Having used a series of different processes and techniques throughout this course- partly in reaction to my longstanding practice consisting of only painting and drawing. I have spent the last two years going against what I had done in the past and the immediacy of the action of painting by learning new techniques- all of which involved a series of processes, a rarity for me.

 I wanted a way of picking up painting again using a similar ongoing method and started painted and collage pieces on purchased diary pages- one per day. Again using the concept of a restricted time limit to make work quickly. As a result the pieces were made in my studio using a mixture of painted pieces, current magazines and newspapers and old memorabilia that was hanging around.

The idea of painting has never been separate from the idea of text for me- my early inspirations were graphic- Smash Hits magazines and Dada, punk and pop-art-: -images and words functioning together, ideas that are communicated quickly. My early work consistently worked with image and text- often I had would create a title first and the pictorial element would be almost an illustration of that.
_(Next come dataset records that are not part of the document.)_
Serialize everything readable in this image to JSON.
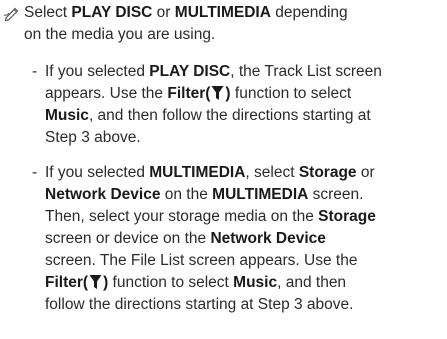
{
  "note": {
    "icon": "pencil-note-icon",
    "lines": [
      [
        "Select ",
        "PLAY DISC",
        " or ",
        "MULTIMEDIA",
        " depending"
      ],
      [
        "on the media you are using."
      ]
    ]
  },
  "items": [
    {
      "dash": "-",
      "lines": [
        [
          "If you selected ",
          "PLAY DISC",
          ", the Track List screen"
        ],
        [
          "appears. Use the ",
          "Filter(",
          "",
          ")",
          " function to select"
        ],
        [
          "Music",
          ", and then follow the directions starting at"
        ],
        [
          "Step 3 above."
        ]
      ]
    },
    {
      "dash": "-",
      "lines": [
        [
          "If you selected ",
          "MULTIMEDIA",
          ", select ",
          "Storage",
          " or"
        ],
        [
          "Network Device",
          " on the ",
          "MULTIMEDIA",
          " screen."
        ],
        [
          "Then, select your storage media on the ",
          "Storage"
        ],
        [
          "screen or device on the ",
          "Network Device"
        ],
        [
          "screen. The File List screen appears. Use the"
        ],
        [
          "Filter(",
          "",
          ")",
          " function to select ",
          "Music",
          ", and then"
        ],
        [
          "follow the directions starting at Step 3 above."
        ]
      ]
    }
  ],
  "filter_icon": "filter-funnel-icon",
  "colors": {
    "text": "#2b2b2b",
    "bold": "#1a1a1a",
    "icon": "#555555"
  }
}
Inspired by this Nicolas Bourriaud interview  to research in a range of writings the idea of separating these two elements out as a way to start thinking about painting again began to interest me. There was something intriguing about a specific use of female adolescent language, outlined in this article, which identifies young woman as the leaders of linguistic change historically. Researching artists who had worked with text like Jessica Voorsanger and particularly painted text like Bob and Roberta Smith and Louise Fishmens “Angry paintings” I reflected on past work and whether instead of the idea for the painting coming from the title that it might be interesting if the titles WERE the paintings. I selected 5 titles and developed the paintings. 


As we moved into a large exhibition space and I needed to make these texts as large as possible using bed sheets with spray paint to make them both big and cheap. Picturing the recent occupation by squatter activist of a dis-used Bank of England in Liverpool and how that speed of execution of banners like that can make any message seem like manifesto or protest of some kind, this outcome seemed to recall similar statements/manifestos that I pronounced as a teenager. 


The finished installation recalls not only this but the protests happening concurrently at the Tate’s new opening where an activist group protested the exclusion of artist Ana Mendieta. These text pieces were displayed with the diary assemblages and some quick paintings developing shapes and colour from them- serving as a physical exercise in using paint again.